(Interface dataset entries)
-=-=-=-=-

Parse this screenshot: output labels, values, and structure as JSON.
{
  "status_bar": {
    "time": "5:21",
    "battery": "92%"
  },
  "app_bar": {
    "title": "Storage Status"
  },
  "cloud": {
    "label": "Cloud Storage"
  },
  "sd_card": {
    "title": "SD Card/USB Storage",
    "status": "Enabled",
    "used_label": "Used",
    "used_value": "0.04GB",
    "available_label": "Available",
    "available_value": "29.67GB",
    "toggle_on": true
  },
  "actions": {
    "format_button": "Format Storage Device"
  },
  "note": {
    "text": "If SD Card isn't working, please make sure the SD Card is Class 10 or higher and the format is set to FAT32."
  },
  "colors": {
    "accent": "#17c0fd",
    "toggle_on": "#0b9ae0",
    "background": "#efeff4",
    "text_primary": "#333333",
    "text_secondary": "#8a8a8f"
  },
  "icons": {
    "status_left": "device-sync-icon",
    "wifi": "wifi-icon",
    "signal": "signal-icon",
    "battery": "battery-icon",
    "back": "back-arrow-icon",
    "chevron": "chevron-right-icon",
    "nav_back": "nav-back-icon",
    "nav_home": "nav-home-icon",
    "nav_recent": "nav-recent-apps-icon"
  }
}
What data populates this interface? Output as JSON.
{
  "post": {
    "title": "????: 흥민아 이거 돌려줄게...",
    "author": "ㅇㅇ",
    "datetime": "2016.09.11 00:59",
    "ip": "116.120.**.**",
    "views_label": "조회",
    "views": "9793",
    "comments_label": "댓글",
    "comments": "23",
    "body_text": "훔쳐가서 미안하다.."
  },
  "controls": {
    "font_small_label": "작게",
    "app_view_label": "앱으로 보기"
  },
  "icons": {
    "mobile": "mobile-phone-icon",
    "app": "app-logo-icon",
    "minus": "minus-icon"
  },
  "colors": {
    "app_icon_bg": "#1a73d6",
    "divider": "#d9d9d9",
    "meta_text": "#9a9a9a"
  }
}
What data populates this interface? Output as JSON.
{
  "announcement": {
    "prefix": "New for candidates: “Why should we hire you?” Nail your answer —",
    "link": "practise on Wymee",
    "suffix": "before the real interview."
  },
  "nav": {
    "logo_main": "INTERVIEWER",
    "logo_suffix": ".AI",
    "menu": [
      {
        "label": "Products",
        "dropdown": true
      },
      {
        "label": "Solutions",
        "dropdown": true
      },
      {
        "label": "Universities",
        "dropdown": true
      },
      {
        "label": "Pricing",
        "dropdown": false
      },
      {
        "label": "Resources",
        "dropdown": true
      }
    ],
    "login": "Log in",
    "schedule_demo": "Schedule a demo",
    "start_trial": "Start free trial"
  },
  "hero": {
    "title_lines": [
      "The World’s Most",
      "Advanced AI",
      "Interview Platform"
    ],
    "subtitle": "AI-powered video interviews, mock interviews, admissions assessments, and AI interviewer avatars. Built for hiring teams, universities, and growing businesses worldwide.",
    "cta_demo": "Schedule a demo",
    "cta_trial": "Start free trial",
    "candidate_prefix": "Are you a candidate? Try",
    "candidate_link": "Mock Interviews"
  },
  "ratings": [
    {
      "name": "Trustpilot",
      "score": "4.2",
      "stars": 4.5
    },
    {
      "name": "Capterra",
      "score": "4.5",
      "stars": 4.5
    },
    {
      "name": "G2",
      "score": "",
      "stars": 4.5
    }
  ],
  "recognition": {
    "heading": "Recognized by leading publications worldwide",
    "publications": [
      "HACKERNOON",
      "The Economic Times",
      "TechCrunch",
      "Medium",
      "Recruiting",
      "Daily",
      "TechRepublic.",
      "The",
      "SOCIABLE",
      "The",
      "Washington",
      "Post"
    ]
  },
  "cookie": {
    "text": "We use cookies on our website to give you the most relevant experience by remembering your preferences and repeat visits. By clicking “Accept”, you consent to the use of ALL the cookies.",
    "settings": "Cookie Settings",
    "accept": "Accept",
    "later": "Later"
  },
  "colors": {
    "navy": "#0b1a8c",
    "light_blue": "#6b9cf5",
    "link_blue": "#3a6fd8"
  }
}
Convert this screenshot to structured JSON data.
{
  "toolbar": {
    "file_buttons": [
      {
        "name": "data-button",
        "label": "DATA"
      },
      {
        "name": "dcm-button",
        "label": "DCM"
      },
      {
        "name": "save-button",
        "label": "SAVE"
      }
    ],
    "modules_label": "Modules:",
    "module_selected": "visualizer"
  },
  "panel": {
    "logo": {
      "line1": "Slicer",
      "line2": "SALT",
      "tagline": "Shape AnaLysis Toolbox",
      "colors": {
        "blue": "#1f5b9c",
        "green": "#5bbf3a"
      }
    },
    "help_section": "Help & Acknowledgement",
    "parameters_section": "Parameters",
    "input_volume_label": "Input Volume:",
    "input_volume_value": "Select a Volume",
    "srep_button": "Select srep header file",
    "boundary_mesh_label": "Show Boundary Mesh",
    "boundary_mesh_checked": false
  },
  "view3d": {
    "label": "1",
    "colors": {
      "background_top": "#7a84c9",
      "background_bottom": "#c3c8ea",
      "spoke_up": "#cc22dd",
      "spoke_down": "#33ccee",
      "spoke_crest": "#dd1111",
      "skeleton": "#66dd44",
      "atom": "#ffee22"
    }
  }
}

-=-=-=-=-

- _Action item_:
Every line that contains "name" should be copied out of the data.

- _Answer area_:
      "name": "Trustpilot",
      "name": "Capterra",
      "name": "G2",
        "name": "data-button",
        "name": "dcm-button",
        "name": "save-button",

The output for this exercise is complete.